As with many Trump campaign workers, Papadopoulos brought scant experience to the table. He was unusually young for his role, having only graduated in 2009, and had few foreign-policy credentials: He listed participation in a Model UN as one on his resume. He had previously worked for Ben Carson’s GOP presidential campaign.

Beyond the revelation that Russia claimed to have hacked emails as early as April 2016, it’s hard to know how significant the Papadopoulos case is. While the indictment against Paul Manafort unsealed on Monday hinges on alleged personal financial crimes committed outside the auspices of the Trump campaign, the Papadopoulos plea actually strikes at the most politically charged element of Mueller’s investigation: the question of whether the Trump campaign colluded with Russia. At the very least, it suggests that Trump and his aides, who have repeatedly insisted there was no evidence of collusion, were misleading in the statements they made about campaign contacts with Russia.

Yet Papadopoulos is hardly a big fish. The Post report shows that Trump campaign officials eyed his contacts with Russia with discomfort and skepticism, and aides with more obvious potential channels to the Kremlin—in particular Manafort—waved them off. It’s also difficult to tell how seriously to take the Russians with whom he was in contact: The Russian female was apparently lying about her blood ties to Putin, while it’s unclear what the Professor’s links were, or whether the supposed Ministry of Foreign Affairs source really was one.

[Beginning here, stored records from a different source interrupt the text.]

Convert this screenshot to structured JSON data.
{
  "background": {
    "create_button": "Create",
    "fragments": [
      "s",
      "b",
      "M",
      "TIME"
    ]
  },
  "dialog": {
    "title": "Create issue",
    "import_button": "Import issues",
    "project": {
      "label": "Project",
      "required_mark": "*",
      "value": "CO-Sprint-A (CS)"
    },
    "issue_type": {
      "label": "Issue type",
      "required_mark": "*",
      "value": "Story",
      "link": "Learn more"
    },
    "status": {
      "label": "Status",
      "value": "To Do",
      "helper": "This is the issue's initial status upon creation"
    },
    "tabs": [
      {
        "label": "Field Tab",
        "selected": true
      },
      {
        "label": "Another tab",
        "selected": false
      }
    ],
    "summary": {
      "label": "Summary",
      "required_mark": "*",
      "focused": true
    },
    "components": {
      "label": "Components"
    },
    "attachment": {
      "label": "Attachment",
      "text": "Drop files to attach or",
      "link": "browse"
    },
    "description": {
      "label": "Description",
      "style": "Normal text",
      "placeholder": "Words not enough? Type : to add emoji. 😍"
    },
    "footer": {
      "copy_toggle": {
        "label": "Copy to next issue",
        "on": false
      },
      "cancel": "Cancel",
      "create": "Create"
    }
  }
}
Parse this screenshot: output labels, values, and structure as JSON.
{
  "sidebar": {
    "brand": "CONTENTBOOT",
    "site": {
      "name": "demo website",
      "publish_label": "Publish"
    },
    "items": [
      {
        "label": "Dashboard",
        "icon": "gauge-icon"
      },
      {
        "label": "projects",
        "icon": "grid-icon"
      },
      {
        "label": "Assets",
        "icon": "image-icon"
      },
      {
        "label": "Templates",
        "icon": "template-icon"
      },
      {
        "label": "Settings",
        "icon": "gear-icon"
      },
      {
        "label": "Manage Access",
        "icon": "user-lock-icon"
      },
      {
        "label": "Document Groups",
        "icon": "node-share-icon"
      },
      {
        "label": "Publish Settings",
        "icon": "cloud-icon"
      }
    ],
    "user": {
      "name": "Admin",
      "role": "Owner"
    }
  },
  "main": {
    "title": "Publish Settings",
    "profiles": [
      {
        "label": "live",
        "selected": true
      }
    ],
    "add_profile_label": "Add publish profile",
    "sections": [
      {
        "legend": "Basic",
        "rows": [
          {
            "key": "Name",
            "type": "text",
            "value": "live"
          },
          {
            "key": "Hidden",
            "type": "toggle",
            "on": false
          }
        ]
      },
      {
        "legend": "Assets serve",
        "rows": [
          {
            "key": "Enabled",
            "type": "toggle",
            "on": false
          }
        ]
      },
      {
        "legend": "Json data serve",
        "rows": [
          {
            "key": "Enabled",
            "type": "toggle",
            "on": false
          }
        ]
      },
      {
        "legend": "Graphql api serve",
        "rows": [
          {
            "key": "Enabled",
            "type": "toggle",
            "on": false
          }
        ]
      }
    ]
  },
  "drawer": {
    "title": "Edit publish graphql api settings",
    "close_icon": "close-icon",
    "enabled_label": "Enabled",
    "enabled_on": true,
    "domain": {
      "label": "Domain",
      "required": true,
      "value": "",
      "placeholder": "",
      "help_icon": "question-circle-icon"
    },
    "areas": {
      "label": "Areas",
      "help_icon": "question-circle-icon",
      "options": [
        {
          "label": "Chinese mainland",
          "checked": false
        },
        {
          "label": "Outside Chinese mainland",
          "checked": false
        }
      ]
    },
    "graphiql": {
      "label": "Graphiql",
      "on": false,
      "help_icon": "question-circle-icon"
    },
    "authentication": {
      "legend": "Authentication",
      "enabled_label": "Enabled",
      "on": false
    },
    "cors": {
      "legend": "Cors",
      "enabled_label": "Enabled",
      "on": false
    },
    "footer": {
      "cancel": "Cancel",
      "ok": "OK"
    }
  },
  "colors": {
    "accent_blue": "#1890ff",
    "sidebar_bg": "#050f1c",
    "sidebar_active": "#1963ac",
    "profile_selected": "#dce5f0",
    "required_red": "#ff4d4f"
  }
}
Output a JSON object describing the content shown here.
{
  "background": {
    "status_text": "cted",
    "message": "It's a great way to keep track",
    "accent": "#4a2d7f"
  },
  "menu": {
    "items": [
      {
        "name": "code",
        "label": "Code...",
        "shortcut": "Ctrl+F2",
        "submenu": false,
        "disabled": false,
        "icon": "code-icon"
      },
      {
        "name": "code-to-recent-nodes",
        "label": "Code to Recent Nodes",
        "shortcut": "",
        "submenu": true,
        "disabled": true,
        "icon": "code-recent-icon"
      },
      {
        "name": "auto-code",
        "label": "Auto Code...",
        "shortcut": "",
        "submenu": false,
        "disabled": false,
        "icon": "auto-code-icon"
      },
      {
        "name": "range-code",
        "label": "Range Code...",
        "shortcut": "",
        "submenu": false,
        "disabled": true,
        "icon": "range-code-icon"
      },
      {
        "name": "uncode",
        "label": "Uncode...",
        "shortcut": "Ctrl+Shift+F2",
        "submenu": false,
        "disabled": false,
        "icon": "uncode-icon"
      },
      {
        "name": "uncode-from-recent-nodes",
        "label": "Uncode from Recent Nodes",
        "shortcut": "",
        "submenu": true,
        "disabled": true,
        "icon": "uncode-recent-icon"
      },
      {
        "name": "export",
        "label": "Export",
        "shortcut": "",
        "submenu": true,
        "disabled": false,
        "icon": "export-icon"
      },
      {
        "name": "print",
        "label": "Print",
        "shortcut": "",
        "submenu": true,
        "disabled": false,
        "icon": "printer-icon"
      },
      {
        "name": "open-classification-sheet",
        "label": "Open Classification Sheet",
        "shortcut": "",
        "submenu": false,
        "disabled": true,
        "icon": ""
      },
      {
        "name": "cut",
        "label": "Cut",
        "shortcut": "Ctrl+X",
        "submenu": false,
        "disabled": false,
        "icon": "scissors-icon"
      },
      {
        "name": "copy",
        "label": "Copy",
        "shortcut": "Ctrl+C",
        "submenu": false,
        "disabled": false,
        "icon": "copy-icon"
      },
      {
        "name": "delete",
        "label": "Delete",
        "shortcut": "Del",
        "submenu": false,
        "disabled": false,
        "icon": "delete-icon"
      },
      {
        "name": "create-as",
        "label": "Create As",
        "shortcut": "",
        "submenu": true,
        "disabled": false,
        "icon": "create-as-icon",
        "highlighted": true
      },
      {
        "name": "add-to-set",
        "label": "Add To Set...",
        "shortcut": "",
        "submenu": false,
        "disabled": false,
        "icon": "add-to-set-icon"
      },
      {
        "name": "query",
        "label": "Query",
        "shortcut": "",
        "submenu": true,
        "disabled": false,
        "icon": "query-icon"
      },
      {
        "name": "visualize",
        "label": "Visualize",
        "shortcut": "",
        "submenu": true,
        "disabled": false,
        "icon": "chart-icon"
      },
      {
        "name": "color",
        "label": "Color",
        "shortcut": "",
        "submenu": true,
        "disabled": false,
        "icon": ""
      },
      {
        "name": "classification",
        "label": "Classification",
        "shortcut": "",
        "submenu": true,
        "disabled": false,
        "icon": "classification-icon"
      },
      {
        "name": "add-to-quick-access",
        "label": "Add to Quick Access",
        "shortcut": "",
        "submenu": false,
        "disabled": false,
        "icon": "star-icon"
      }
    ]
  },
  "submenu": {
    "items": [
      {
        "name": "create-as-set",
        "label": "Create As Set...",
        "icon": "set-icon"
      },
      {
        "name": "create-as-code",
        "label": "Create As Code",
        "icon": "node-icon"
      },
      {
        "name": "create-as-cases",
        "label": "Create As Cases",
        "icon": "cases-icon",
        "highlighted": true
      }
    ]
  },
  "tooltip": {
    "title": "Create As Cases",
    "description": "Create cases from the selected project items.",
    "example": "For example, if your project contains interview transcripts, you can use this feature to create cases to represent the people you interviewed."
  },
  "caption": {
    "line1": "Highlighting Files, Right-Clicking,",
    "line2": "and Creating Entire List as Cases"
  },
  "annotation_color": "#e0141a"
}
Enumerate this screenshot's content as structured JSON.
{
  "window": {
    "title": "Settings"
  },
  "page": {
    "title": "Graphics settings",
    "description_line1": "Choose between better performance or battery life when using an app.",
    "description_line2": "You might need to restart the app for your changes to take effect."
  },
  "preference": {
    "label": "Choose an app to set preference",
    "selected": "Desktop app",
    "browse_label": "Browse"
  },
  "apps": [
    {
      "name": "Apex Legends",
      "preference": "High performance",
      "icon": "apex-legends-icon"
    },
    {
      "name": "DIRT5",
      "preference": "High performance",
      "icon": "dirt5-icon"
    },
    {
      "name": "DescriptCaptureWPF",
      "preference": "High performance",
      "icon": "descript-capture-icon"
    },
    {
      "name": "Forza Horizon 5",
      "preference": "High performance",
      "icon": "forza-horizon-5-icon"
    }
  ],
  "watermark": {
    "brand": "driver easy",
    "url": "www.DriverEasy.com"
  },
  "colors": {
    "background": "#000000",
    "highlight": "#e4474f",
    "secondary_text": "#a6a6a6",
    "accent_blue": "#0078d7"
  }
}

Papadopoulos’s plea is notable because it represents a guilty plea by a Trump campaign official related to ties with Russia. The fact that he was arrested in July, but that Mueller managed to keep his case against him secret until Monday morning, is a reminder of how tight-lipped the special counsel’s team has proven, and that Mueller may know things that have not yet been publicly reported or disclosed. The plea deal indicates that Papadopoulos is now cooperating with the probe. And although the documents disclosed Monday contain only limited details, it may ultimately prove significant if he proves willing and able to give Mueller’s team new information about the Trump campaign’s Russian ties or testify against his former colleagues.